Japan’s Kenta Nishimoto took a bold step ahead of the Tokyo Olympics by choosing to quit his club, Tonami on May 31. He has revealed the reasons behind his departure.

Nishimoto’s status as a national player remains unchanged even though he has gone independent. Unlike Malaysia or Indonesia, being an independent player in Japan only implies that he is not a part of any club (also employer).

The national team training camp has been delayed due to Covid-19. He has moved from Toyama prefecture to Gifu prefecture to continue his training there.

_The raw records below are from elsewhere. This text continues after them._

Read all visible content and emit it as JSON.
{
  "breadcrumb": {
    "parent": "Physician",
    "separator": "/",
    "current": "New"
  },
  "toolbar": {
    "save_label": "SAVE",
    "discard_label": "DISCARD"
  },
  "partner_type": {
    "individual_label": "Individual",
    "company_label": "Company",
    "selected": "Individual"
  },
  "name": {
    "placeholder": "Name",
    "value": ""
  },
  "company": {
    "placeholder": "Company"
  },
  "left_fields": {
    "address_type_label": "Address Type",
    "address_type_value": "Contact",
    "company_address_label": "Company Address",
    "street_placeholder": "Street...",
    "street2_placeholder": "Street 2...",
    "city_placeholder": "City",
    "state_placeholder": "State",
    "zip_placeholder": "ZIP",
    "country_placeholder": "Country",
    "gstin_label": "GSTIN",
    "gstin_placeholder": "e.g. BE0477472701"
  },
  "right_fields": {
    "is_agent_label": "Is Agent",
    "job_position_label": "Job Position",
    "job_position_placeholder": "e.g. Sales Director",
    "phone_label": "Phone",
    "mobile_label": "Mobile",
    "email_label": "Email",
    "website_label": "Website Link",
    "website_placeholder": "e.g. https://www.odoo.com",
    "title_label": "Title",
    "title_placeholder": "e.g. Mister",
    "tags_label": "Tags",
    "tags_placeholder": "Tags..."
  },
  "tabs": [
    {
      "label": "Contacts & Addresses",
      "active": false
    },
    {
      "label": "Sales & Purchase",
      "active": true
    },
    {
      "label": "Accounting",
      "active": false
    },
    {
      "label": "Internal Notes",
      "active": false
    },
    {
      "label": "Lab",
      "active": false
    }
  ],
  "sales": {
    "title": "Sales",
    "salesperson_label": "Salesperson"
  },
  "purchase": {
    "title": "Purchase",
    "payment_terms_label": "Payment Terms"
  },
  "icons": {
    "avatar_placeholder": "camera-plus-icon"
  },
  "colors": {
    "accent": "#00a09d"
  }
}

Quoted from Yahoo.co.jp, Nishimoto said, “I think that I have to be in a challenging situation to be able to develop. I feel the need to strengthen mentally and change my perspective. Actually, I have been thinking about changing the environment for a long time, but haven’t been able to decide yet.”

With the change of environment, Nishimoto hopes for an impact on his playing abilities. He feels that he plays too cautiously and overestimates his opponents.

“I am a type of person who depends on risk assessment, so there are times when I think that I would find myself in trouble if the opponent returns a shot, even in situations where it would be okay to attack without hesitation,” Nishimoto explained.

The 25-year old emphasised on the need to improve his technical aspects of the game as well.

Nishimoto said, “The problem with my play right now is that I cannot overwhelm my opponents with my drives and pushes. Attacking with the full use of my height (180 cms) is my strong point, but I feel it has not been utilized to the maximum.

“I think if my drives and pushes improve, I’ll be able to make better use of my smashes, put pressure on the opponent, and finish it off.”

Nishimoto also expressed his strong desire to be the second men’s single player to represent Japan in the Tokyo Olympics. He is currently ranked 17th in the Olympic qualification rankings behind Kento Momota and Kanta Tsuneyama.

Nishimoto believes that not being in the same club as Tsuneyama (Tonami) will make a difference and help his cause of getting an Olympic ticket.

“If you are on a different team, not only you but the people behind you will support you with the feeling of ‘I will knock down these guys’. So it will be easier for me to concentrate on myself and fight,” he added.